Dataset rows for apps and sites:
========

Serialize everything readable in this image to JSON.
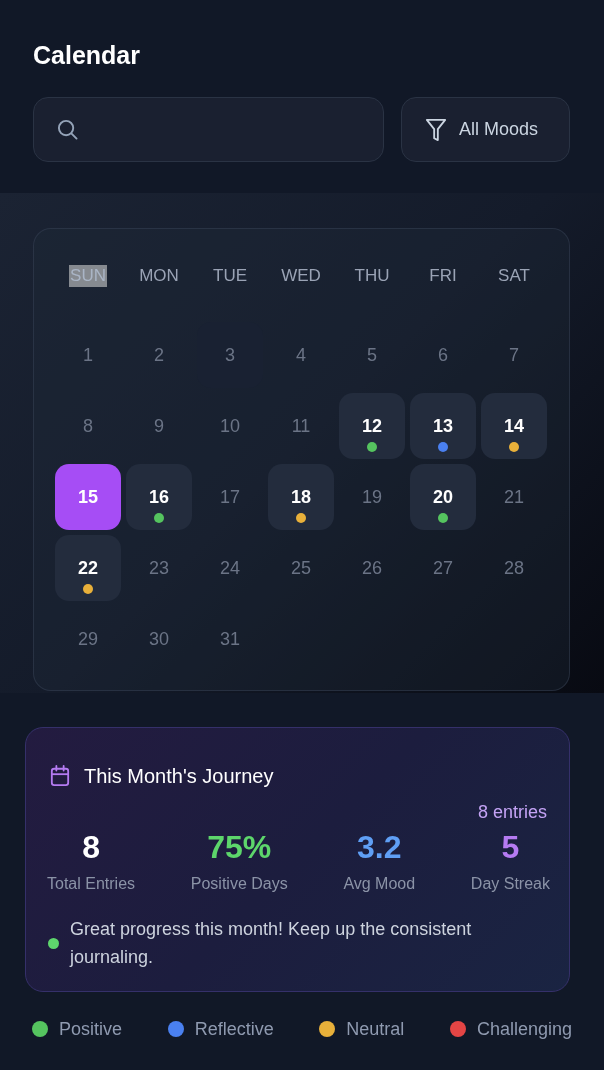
{
  "header": {
    "title": "Calendar",
    "filter_button": {
      "label": "All Moods"
    }
  },
  "calendar": {
    "weekdays": [
      {
        "label": "SUN",
        "highlighted": true
      },
      {
        "label": "MON",
        "highlighted": false
      },
      {
        "label": "TUE",
        "highlighted": false
      },
      {
        "label": "WED",
        "highlighted": false
      },
      {
        "label": "THU",
        "highlighted": false
      },
      {
        "label": "FRI",
        "highlighted": false
      },
      {
        "label": "SAT",
        "highlighted": false
      }
    ],
    "days": [
      {
        "label": "1",
        "selected": false,
        "hovered": false,
        "has_entry": false
      },
      {
        "label": "2",
        "selected": false,
        "hovered": false,
        "has_entry": false
      },
      {
        "label": "3",
        "selected": false,
        "hovered": true,
        "has_entry": false
      },
      {
        "label": "4",
        "selected": false,
        "hovered": false,
        "has_entry": false
      },
      {
        "label": "5",
        "selected": false,
        "hovered": false,
        "has_entry": false
      },
      {
        "label": "6",
        "selected": false,
        "hovered": false,
        "has_entry": false
      },
      {
        "label": "7",
        "selected": false,
        "hovered": false,
        "has_entry": false
      },
      {
        "label": "8",
        "selected": false,
        "hovered": false,
        "has_entry": false
      },
      {
        "label": "9",
        "selected": false,
        "hovered": false,
        "has_entry": false
      },
      {
        "label": "10",
        "selected": false,
        "hovered": false,
        "has_entry": false
      },
      {
        "label": "11",
        "selected": false,
        "hovered": false,
        "has_entry": false
      },
      {
        "label": "12",
        "selected": false,
        "hovered": false,
        "has_entry": true,
        "color": "#55c45f"
      },
      {
        "label": "13",
        "selected": false,
        "hovered": false,
        "has_entry": true,
        "color": "#4a80f0"
      },
      {
        "label": "14",
        "selected": false,
        "hovered": false,
        "has_entry": true,
        "color": "#e8b03a"
      },
      {
        "label": "15",
        "selected": true,
        "hovered": false,
        "has_entry": false
      },
      {
        "label": "16",
        "selected": false,
        "hovered": false,
        "has_entry": true,
        "color": "#55c45f"
      },
      {
        "label": "17",
        "selected": false,
        "hovered": false,
        "has_entry": false
      },
      {
        "label": "18",
        "selected": false,
        "hovered": false,
        "has_entry": true,
        "color": "#e8b03a"
      },
      {
        "label": "19",
        "selected": false,
        "hovered": false,
        "has_entry": false
      },
      {
        "label": "20",
        "selected": false,
        "hovered": false,
        "has_entry": true,
        "color": "#55c45f"
      },
      {
        "label": "21",
        "selected": false,
        "hovered": false,
        "has_entry": false
      },
      {
        "label": "22",
        "selected": false,
        "hovered": false,
        "has_entry": true,
        "color": "#e8b03a"
      },
      {
        "label": "23",
        "selected": false,
        "hovered": false,
        "has_entry": false
      },
      {
        "label": "24",
        "selected": false,
        "hovered": false,
        "has_entry": false
      },
      {
        "label": "25",
        "selected": false,
        "hovered": false,
        "has_entry": false
      },
      {
        "label": "26",
        "selected": false,
        "hovered": false,
        "has_entry": false
      },
      {
        "label": "27",
        "selected": false,
        "hovered": false,
        "has_entry": false
      },
      {
        "label": "28",
        "selected": false,
        "hovered": false,
        "has_entry": false
      },
      {
        "label": "29",
        "selected": false,
        "hovered": false,
        "has_entry": false
      },
      {
        "label": "30",
        "selected": false,
        "hovered": false,
        "has_entry": false
      },
      {
        "label": "31",
        "selected": false,
        "hovered": false,
        "has_entry": false
      }
    ]
  },
  "journey": {
    "title": "This Month's Journey",
    "entries": "8 entries",
    "stats": [
      {
        "value": "8",
        "label": "Total Entries",
        "color": "#ffffff"
      },
      {
        "value": "75%",
        "label": "Positive Days",
        "color": "#5dd66b"
      },
      {
        "value": "3.2",
        "label": "Avg Mood",
        "color": "#5f9ff5"
      },
      {
        "value": "5",
        "label": "Day Streak",
        "color": "#b57bf2"
      }
    ],
    "message": "Great progress this month! Keep up the consistent journaling."
  },
  "legend": [
    {
      "label": "Positive",
      "color": "#55c45f"
    },
    {
      "label": "Reflective",
      "color": "#4a80f0"
    },
    {
      "label": "Neutral",
      "color": "#e8b03a"
    },
    {
      "label": "Challenging",
      "color": "#e44545"
    }
  ]
}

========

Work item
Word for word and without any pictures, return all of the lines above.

Problem solution
Serialize everything readable in this image to JSON.
{
  "header": {
    "title": "Calendar",
    "filter_button": {
      "label": "All Moods"
    }
  },
  "calendar": {
    "weekdays": [
      {
        "label": "SUN",
        "highlighted": true
      },
      {
        "label": "MON",
        "highlighted": false
      },
      {
        "label": "TUE",
        "highlighted": false
      },
      {
        "label": "WED",
        "highlighted": false
      },
      {
        "label": "THU",
        "highlighted": false
      },
      {
        "label": "FRI",
        "highlighted": false
      },
      {
        "label": "SAT",
        "highlighted": false
      }
    ],
    "days": [
      {
        "label": "1",
        "selected": false,
        "hovered": false,
        "has_entry": false
      },
      {
        "label": "2",
        "selected": false,
        "hovered": false,
        "has_entry": false
      },
      {
        "label": "3",
        "selected": false,
        "hovered": true,
        "has_entry": false
      },
      {
        "label": "4",
        "selected": false,
        "hovered": false,
        "has_entry": false
      },
      {
        "label": "5",
        "selected": false,
        "hovered": false,
        "has_entry": false
      },
      {
        "label": "6",
        "selected": false,
        "hovered": false,
        "has_entry": false
      },
      {
        "label": "7",
        "selected": false,
        "hovered": false,
        "has_entry": false
      },
      {
        "label": "8",
        "selected": false,
        "hovered": false,
        "has_entry": false
      },
      {
        "label": "9",
        "selected": false,
        "hovered": false,
        "has_entry": false
      },
      {
        "label": "10",
        "selected": false,
        "hovered": false,
        "has_entry": false
      },
      {
        "label": "11",
        "selected": false,
        "hovered": false,
        "has_entry": false
      },
      {
        "label": "12",
        "selected": false,
        "hovered": false,
        "has_entry": true,
        "color": "#55c45f"
      },
      {
        "label": "13",
        "selected": false,
        "hovered": false,
        "has_entry": true,
        "color": "#4a80f0"
      },
      {
        "label": "14",
        "selected": false,
        "hovered": false,
        "has_entry": true,
        "color": "#e8b03a"
      },
      {
        "label": "15",
        "selected": true,
        "hovered": false,
        "has_entry": false
      },
      {
        "label": "16",
        "selected": false,
        "hovered": false,
        "has_entry": true,
        "color": "#55c45f"
      },
      {
        "label": "17",
        "selected": false,
        "hovered": false,
        "has_entry": false
      },
      {
        "label": "18",
        "selected": false,
        "hovered": false,
        "has_entry": true,
        "color": "#e8b03a"
      },
      {
        "label": "19",
        "selected": false,
        "hovered": false,
        "has_entry": false
      },
      {
        "label": "20",
        "selected": false,
        "hovered": false,
        "has_entry": true,
        "color": "#55c45f"
      },
      {
        "label": "21",
        "selected": false,
        "hovered": false,
        "has_entry": false
      },
      {
        "label": "22",
        "selected": false,
        "hovered": false,
        "has_entry": true,
        "color": "#e8b03a"
      },
      {
        "label": "23",
        "selected": false,
        "hovered": false,
        "has_entry": false
      },
      {
        "label": "24",
        "selected": false,
        "hovered": false,
        "has_entry": false
      },
      {
        "label": "25",
        "selected": false,
        "hovered": false,
        "has_entry": false
      },
      {
        "label": "26",
        "selected": false,
        "hovered": false,
        "has_entry": false
      },
      {
        "label": "27",
        "selected": false,
        "hovered": false,
        "has_entry": false
      },
      {
        "label": "28",
        "selected": false,
        "hovered": false,
        "has_entry": false
      },
      {
        "label": "29",
        "selected": false,
        "hovered": false,
        "has_entry": false
      },
      {
        "label": "30",
        "selected": false,
        "hovered": false,
        "has_entry": false
      },
      {
        "label": "31",
        "selected": false,
        "hovered": false,
        "has_entry": false
      }
    ]
  },
  "journey": {
    "title": "This Month's Journey",
    "entries": "8 entries",
    "stats": [
      {
        "value": "8",
        "label": "Total Entries",
        "color": "#ffffff"
      },
      {
        "value": "75%",
        "label": "Positive Days",
        "color": "#5dd66b"
      },
      {
        "value": "3.2",
        "label": "Avg Mood",
        "color": "#5f9ff5"
      },
      {
        "value": "5",
        "label": "Day Streak",
        "color": "#b57bf2"
      }
    ],
    "message": "Great progress this month! Keep up the consistent journaling."
  },
  "legend": [
    {
      "label": "Positive",
      "color": "#55c45f"
    },
    {
      "label": "Reflective",
      "color": "#4a80f0"
    },
    {
      "label": "Neutral",
      "color": "#e8b03a"
    },
    {
      "label": "Challenging",
      "color": "#e44545"
    }
  ]
}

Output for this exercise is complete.